1491 by Charles Mann

Just as I don’t know about China, I also know very little about pre-colonial Americas. I have been watching the Jago Cooper programmes on the BBC about Lost Kingdoms of South America and Lost Kingdoms of Central America, which I thought were really well put together and fascinating, and something I want to learn more about. This book came highly recommended on the /r/AskHistorians subreddit booklist so I figured I’d give it a go.

Pagan Britain by Ronald Hutton

Another book recommended by Tom Holland via twitter. In fact he’s been tweeting bits from it, little nuggets that have got me very interested indeed. I have studied pre-Roman Britain before, inclduing as part of my degree, but usually in the context of Roman Britain, and even then, not too deeply. Still, it’s a period of British history that really fascinates me and about which I’d like a more rounded understanding.

God’s Philosophers: How the Medieval World Laid the Foundations of Modern Science by James Hannam

This is another /r/AskHistorians recommendation. It’s often asserted that Christianity set back scientific advancement, and while in some respects that has been true, the assumption that this was a blanket approach, even policy, is absurd, especially when it was the church itself, the monks in the monasteries, which deliberately preserved ancient manuscripts by Greek and Roman natural philosophers. This history of scientific and technological development is one that interests me, both from the historical perspective and from the perspective that I’m a writer, and learning about the past helps me shape the world of my fiction. I’m hoping this book will help me learn more about the development of science in the medieval period, both because it’s interesting and because I can use it.

So that’s my list so far.

It’s only 14 books, not the 26 I’m aiming for, but it is a solid start. If anyone happens to feel like recommending anything else I’m open to suggestions. I won’t be including authors I have read a lot of before in this list – so that rules out Terry Pratchett, David Gemmell, Diana Wynne Jones, Robin Hobb, Mark Lawrence, Patrick O’Brian, Bernard Cornwell and Ellis Peters. For fiction, I think stuff outside fantasy would be best, since I want to widen my reading, not just read more within my genre.

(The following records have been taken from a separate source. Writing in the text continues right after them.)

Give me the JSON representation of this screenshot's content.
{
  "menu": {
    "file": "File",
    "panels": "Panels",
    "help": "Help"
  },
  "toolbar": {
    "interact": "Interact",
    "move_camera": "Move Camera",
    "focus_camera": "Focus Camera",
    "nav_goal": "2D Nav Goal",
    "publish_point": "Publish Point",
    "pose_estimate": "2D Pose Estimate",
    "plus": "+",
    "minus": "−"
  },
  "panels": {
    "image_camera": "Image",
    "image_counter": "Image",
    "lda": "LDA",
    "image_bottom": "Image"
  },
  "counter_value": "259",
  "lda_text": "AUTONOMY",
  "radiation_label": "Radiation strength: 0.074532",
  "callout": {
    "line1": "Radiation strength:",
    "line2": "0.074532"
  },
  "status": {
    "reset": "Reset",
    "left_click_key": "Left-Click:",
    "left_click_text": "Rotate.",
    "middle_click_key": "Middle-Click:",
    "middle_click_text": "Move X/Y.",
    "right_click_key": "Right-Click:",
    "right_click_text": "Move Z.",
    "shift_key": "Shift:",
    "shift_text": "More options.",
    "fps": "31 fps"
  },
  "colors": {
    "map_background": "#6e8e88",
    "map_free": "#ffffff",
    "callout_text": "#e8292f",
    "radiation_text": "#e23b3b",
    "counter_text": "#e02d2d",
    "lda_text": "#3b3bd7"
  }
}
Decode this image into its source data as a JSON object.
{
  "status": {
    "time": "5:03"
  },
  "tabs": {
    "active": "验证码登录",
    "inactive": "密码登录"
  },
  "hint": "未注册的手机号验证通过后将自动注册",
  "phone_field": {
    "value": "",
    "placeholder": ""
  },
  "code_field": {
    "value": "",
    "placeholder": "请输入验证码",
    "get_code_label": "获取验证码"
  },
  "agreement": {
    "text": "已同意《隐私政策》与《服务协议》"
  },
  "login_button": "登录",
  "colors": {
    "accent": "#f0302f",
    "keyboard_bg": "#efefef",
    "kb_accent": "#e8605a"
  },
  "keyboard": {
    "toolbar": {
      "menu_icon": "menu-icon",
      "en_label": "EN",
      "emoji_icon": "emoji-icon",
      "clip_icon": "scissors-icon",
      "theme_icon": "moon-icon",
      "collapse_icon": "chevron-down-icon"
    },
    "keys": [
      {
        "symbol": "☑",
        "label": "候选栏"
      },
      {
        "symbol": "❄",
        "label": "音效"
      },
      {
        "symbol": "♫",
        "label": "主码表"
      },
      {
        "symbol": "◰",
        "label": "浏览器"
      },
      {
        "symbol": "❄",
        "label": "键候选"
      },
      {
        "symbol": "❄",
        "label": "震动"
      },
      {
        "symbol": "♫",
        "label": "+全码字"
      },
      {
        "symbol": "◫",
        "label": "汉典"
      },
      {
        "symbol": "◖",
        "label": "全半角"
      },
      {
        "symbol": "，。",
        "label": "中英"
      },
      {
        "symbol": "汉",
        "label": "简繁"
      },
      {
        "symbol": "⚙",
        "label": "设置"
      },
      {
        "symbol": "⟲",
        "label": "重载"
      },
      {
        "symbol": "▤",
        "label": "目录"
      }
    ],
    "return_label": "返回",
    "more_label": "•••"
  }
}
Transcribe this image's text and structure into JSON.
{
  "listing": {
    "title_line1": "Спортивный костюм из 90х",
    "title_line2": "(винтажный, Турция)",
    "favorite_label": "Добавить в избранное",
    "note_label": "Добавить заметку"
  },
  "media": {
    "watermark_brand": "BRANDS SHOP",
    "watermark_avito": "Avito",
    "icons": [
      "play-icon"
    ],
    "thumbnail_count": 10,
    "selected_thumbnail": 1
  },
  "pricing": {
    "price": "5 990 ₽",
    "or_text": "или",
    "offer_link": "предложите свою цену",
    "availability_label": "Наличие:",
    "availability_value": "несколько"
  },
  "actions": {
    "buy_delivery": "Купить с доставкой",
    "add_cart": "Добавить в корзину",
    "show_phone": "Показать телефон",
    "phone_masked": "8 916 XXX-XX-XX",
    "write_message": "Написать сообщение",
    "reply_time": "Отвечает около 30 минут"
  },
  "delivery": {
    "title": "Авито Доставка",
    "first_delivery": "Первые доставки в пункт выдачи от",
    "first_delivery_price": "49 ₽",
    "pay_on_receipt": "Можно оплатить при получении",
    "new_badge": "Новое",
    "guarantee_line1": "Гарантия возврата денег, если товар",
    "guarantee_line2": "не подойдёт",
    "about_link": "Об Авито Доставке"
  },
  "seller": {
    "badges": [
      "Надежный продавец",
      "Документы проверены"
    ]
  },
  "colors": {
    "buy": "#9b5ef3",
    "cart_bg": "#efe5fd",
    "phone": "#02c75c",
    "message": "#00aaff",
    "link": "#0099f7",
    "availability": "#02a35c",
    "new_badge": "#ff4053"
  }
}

For non-fiction my initial thoughts tend towards the history of astronomy and astrology, because humans have been looking at the stars for millennia, trying to make sense of it and trying to see if it could give them insights into their own lives. I’m also interested in reading about mythology, and this ties back in with astrology, because I’ve always had an interest in what people believed about the world – and the universe – around them, trying to conjure up explanations for the things they’ve seen and heard but not understood.

I’ll keep my eye out for books I can add to my list over the next few days, and hopefully have a complete list for the start of 2015, but if there are still spots unfilled I don’t see it as a disaster; there’s bound to be something that catches my eye before the year is up.

In the meantime, I plan on blogging about each book on the list as I finish it. 2015 is not just a time for more reading, it’s a time for being more active in general, including on this blog.